Then, within that content, embed a form that offers a lead magnet. This will get visitors from search to sign up for your email list.
Paid Social Media and Search.
Why Use Paid Channels?
Paid social (especially Facebook ads) and search (especially Google) can be a great way to target your customers.
These platforms have a unique ability to target very narrow groups of people—which is perfect once you’ve identified a clear niche.
Paid channels also make it extremely easy to test your funnel. Testing ads and landing pages against each other lets you see what messaging generates the highest conversion rates.
What are the Dangers of Paid Channels?
Although paid search and social can be powerful, there are some risks. Both channels have a bit of a learning curve, which can be expensive, running poorly optimised campaigns can eat into your budget quickly. There’s also the danger of targeting an audience on the wrong platform.
If you target your audience in a channel that they don’t use to make purchase decisions, your ads are less likely to be effective. For example, a study by Nature found that scientific researchers use Facebook, but tend not to use it professionally.
There’s no substitute for facetime. An in-person event lets you talk directly to your audience and build deeper relationships that are harder to get over the internet.
Events aren’t necessarily a must-have, but they could be a strong option depending on your specific niche and sales cycle.
What Kind of Event Should You Run?
Should you run events for leads or customers?
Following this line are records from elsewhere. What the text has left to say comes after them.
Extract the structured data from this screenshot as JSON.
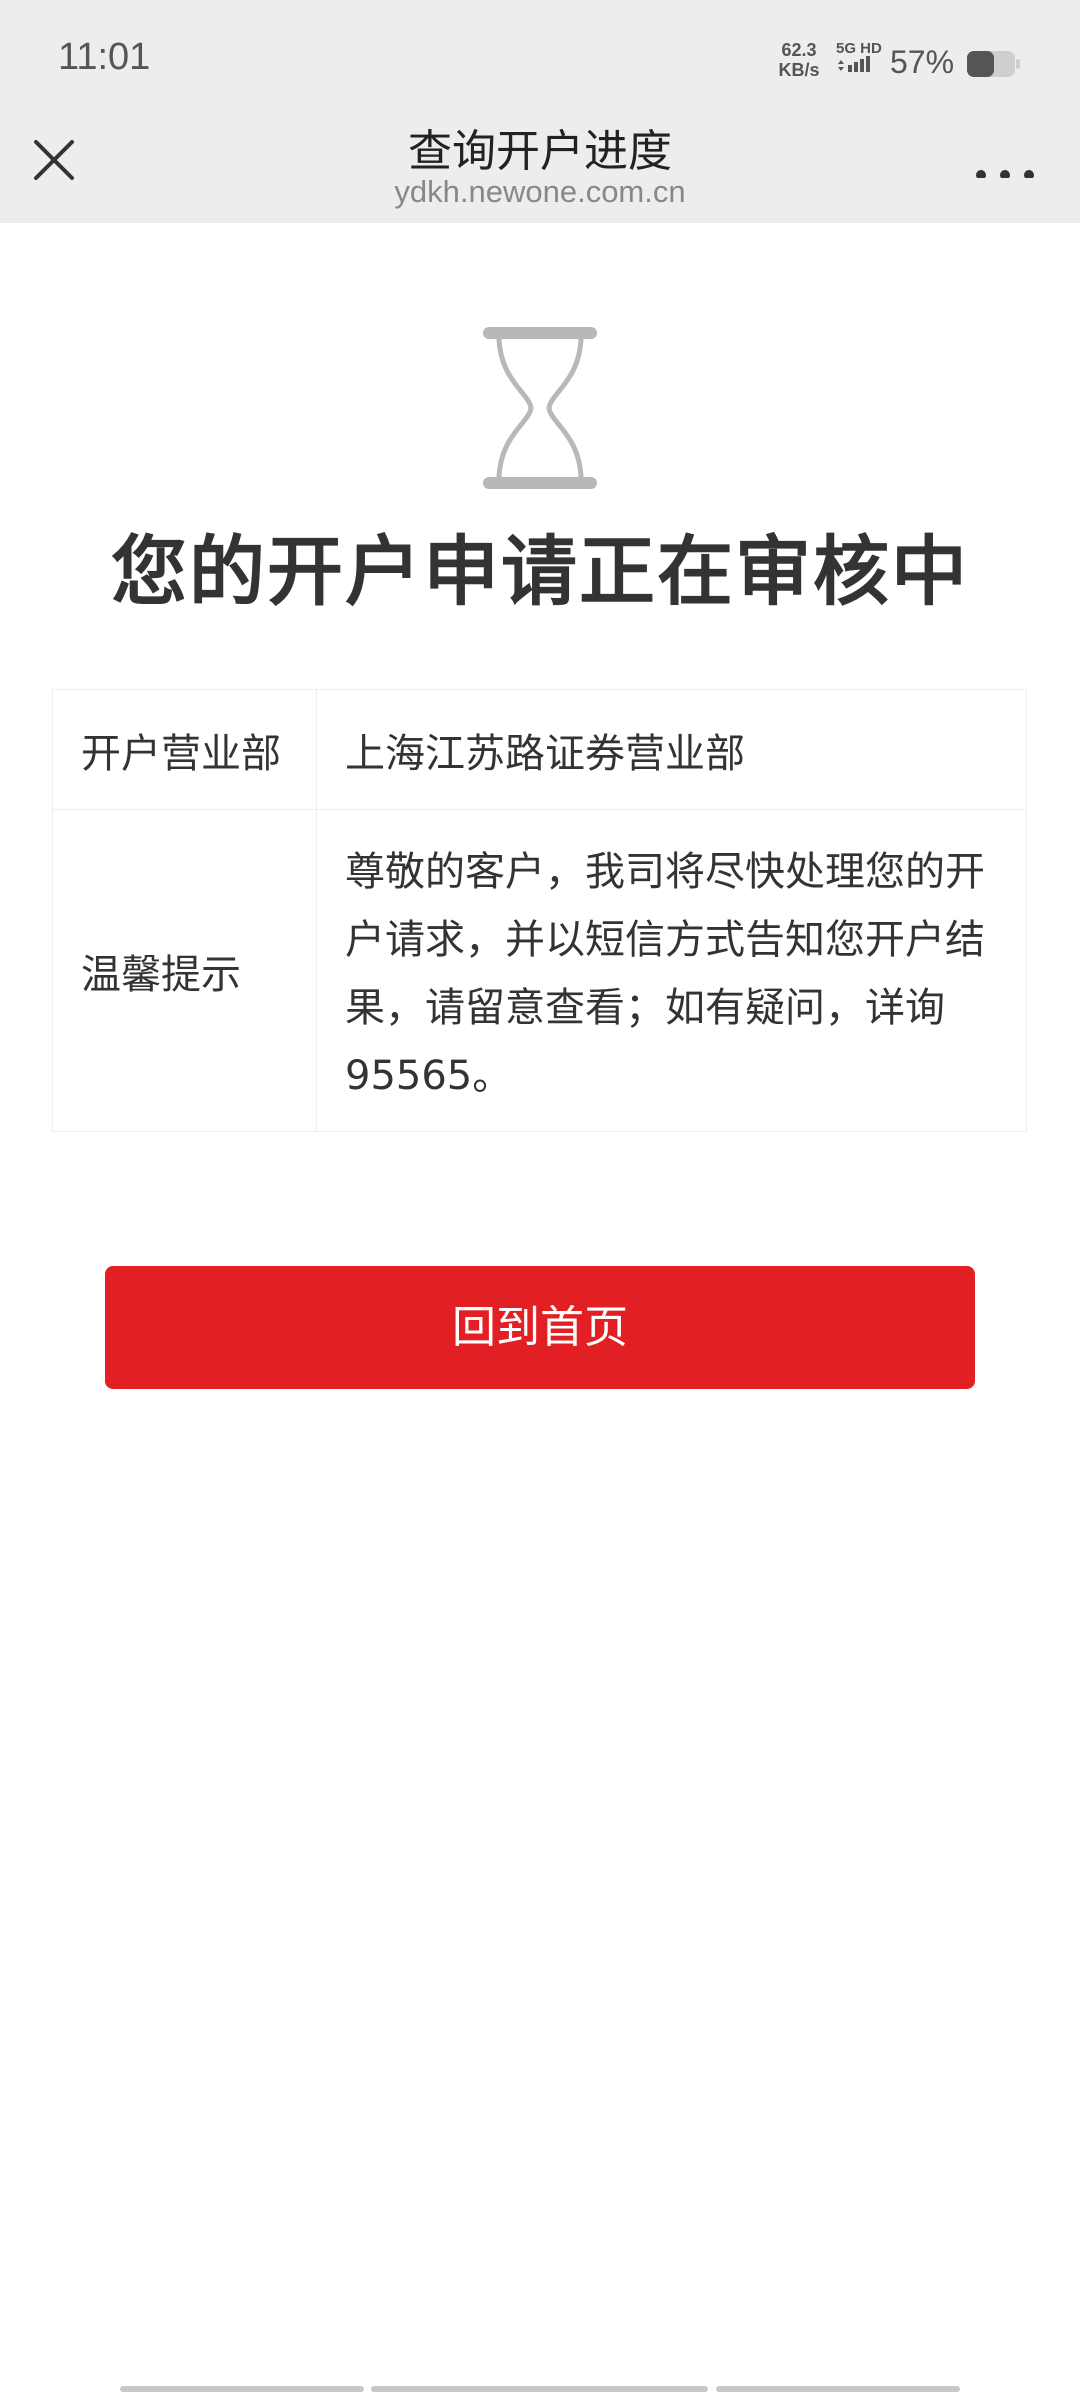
{
  "status_bar": {
    "time": "11:01",
    "net_speed_value": "62.3",
    "net_speed_unit": "KB/s",
    "network_label": "5G HD",
    "battery_percent": "57%",
    "battery_level": 0.57
  },
  "nav": {
    "title": "查询开户进度",
    "url": "ydkh.newone.com.cn",
    "close_icon": "close-icon",
    "more_icon": "more-dots-icon"
  },
  "main": {
    "status_icon": "hourglass-icon",
    "headline": "您的开户申请正在审核中",
    "info_rows": [
      {
        "label": "开户营业部",
        "value": "上海江苏路证券营业部"
      },
      {
        "label": "温馨提示",
        "value": "尊敬的客户，我司将尽快处理您的开户请求，并以短信方式告知您开户结果，请留意查看；如有疑问，详询95565。"
      }
    ],
    "home_button_label": "回到首页"
  },
  "colors": {
    "accent": "#e22024",
    "bar_background": "#ededed",
    "icon_gray": "#b8b8b8"
  }
}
There are arguments in both camps (and you could certainly do both).
Running an event for customers can help you build relationships, win repeat business/referrals, or upsell services.
Running an event for your audience helps you make new connections. Usually, an event like this has a broader subject matter and isn’t explicitly about selling your services.
How to Promote Your Event
Use your existing audience to promote your event—your email list is your best friend. Beyond talking to existing customers and contacts, using sites like Meetup and Eventbrite (and similar sites that are more specific to your
industry) can help you spread the word.
Do You Need to Run Your Own Event?
Not at all! Running an event can take a lot of time and energy, even if you stick to a bare-bones approach. Simply attending a lot of in-person local events in your industry can help you build the relationships and connections you need to grow your business.
In part three we’ll cover ‘How to Turn People Into Customers‘.